To do>
Each line of the entries below that includes "icon" belongs in your answer.

Record set>
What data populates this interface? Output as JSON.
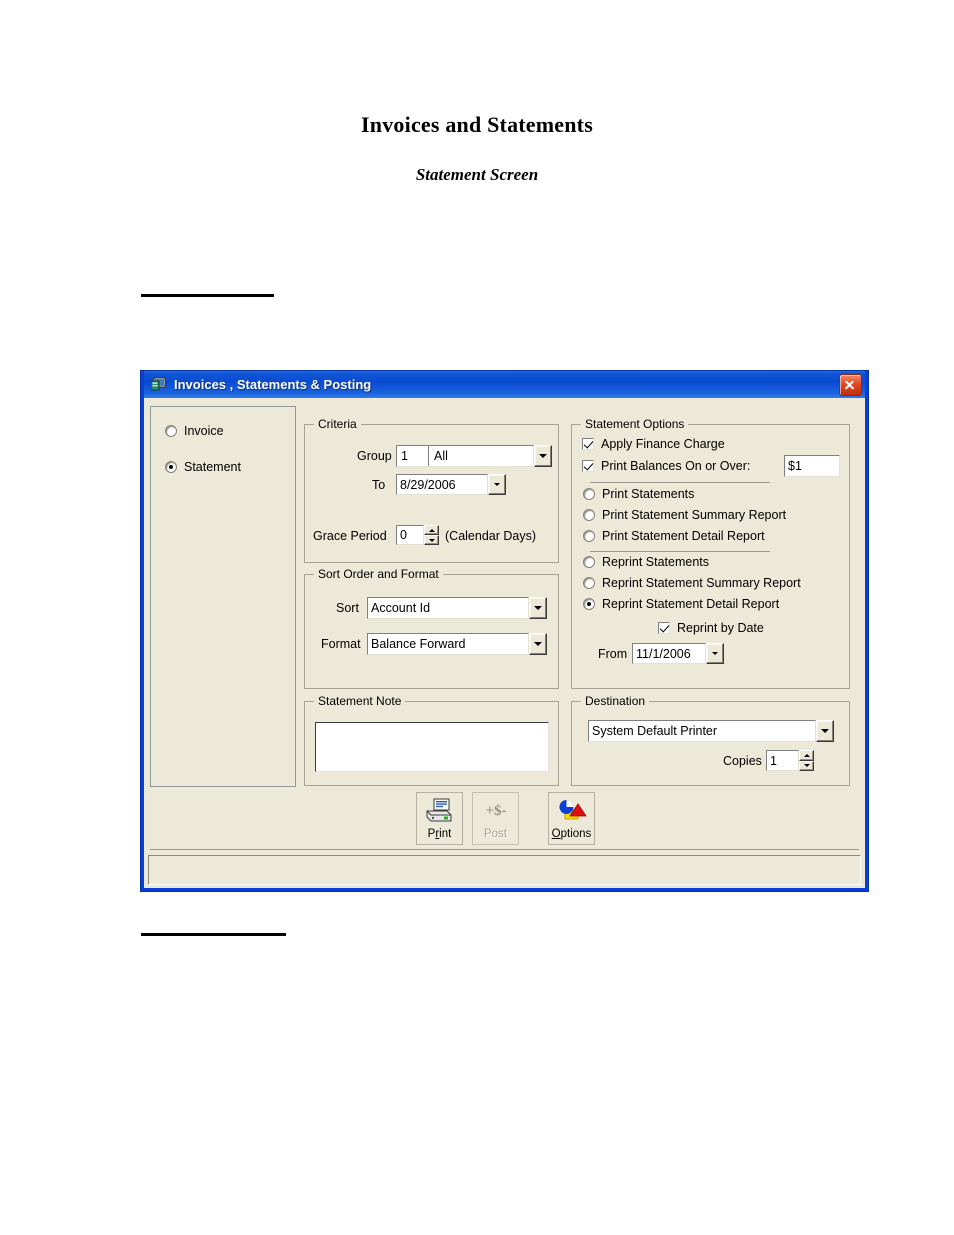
{
  "document": {
    "title": "Invoices and Statements",
    "subtitle": "Statement Screen"
  },
  "window": {
    "title": "Invoices , Statements & Posting",
    "icon": "application-icon",
    "close_label": "Close"
  },
  "doc_type_panel": {
    "options": [
      {
        "label": "Invoice",
        "selected": false
      },
      {
        "label": "Statement",
        "selected": true
      }
    ]
  },
  "criteria": {
    "title": "Criteria",
    "group_label": "Group",
    "group_id_value": "1",
    "group_name_value": "All",
    "to_label": "To",
    "to_value": "8/29/2006",
    "grace_label": "Grace Period",
    "grace_value": "0",
    "grace_suffix": "(Calendar Days)"
  },
  "sort_format": {
    "title": "Sort Order and Format",
    "sort_label": "Sort",
    "sort_value": "Account Id",
    "format_label": "Format",
    "format_value": "Balance Forward"
  },
  "statement_note": {
    "title": "Statement Note",
    "value": "",
    "placeholder": ""
  },
  "statement_options": {
    "title": "Statement Options",
    "apply_finance_charge": {
      "label": "Apply Finance Charge",
      "checked": true
    },
    "print_balances": {
      "label": "Print Balances On or Over:",
      "checked": true,
      "amount": "$1"
    },
    "print_group": [
      {
        "label": "Print Statements",
        "selected": false
      },
      {
        "label": "Print Statement Summary Report",
        "selected": false
      },
      {
        "label": "Print Statement Detail Report",
        "selected": false
      }
    ],
    "reprint_group": [
      {
        "label": "Reprint Statements",
        "selected": false
      },
      {
        "label": "Reprint Statement Summary Report",
        "selected": false
      },
      {
        "label": "Reprint Statement Detail Report",
        "selected": true
      }
    ],
    "reprint_by_date": {
      "label": "Reprint by Date",
      "checked": true
    },
    "from_label": "From",
    "from_value": "11/1/2006"
  },
  "destination": {
    "title": "Destination",
    "printer_value": "System Default Printer",
    "copies_label": "Copies",
    "copies_value": "1"
  },
  "toolbar": {
    "print": {
      "label_pre": "P",
      "label_accel": "r",
      "label_post": "int",
      "full": "Print",
      "icon": "printer-icon",
      "enabled": true
    },
    "post": {
      "full": "Post",
      "icon": "dollar-icon",
      "enabled": false
    },
    "options": {
      "full": "Options",
      "icon": "options-shapes-icon",
      "enabled": true
    }
  },
  "statusbar": {
    "text": ""
  },
  "colors": {
    "titlebar_blue": "#0a4ad2",
    "client_beige": "#ece9d8",
    "close_red": "#e04a22",
    "field_white": "#ffffff"
  }
}
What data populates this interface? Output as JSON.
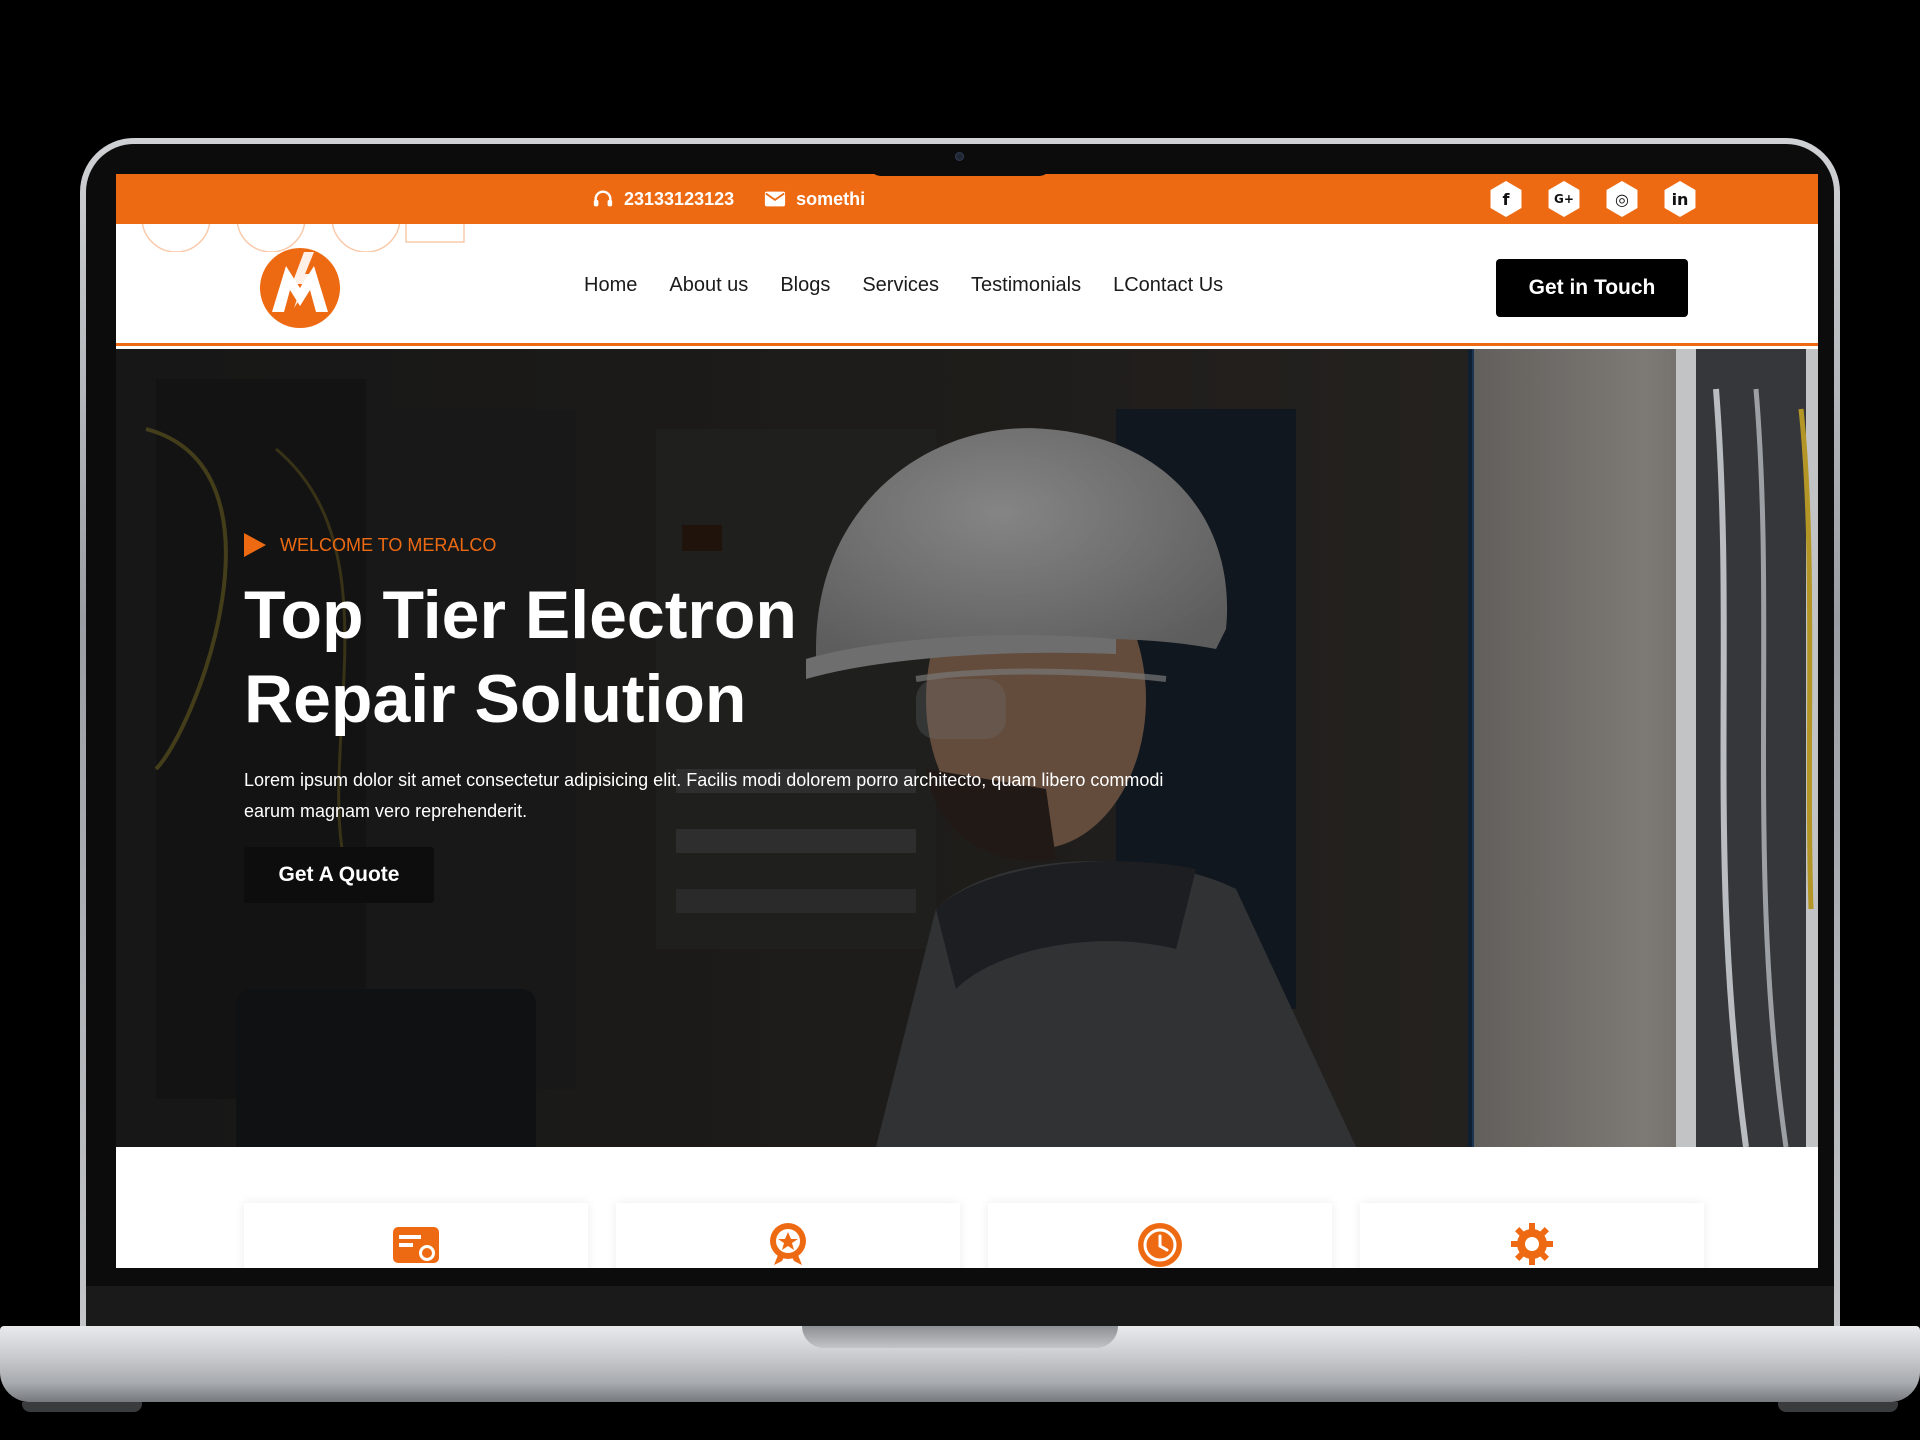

Exercise output>
    "icon": "application-icon",
      "icon": "printer-icon",
      "icon": "dollar-icon",
      "icon": "options-shapes-icon",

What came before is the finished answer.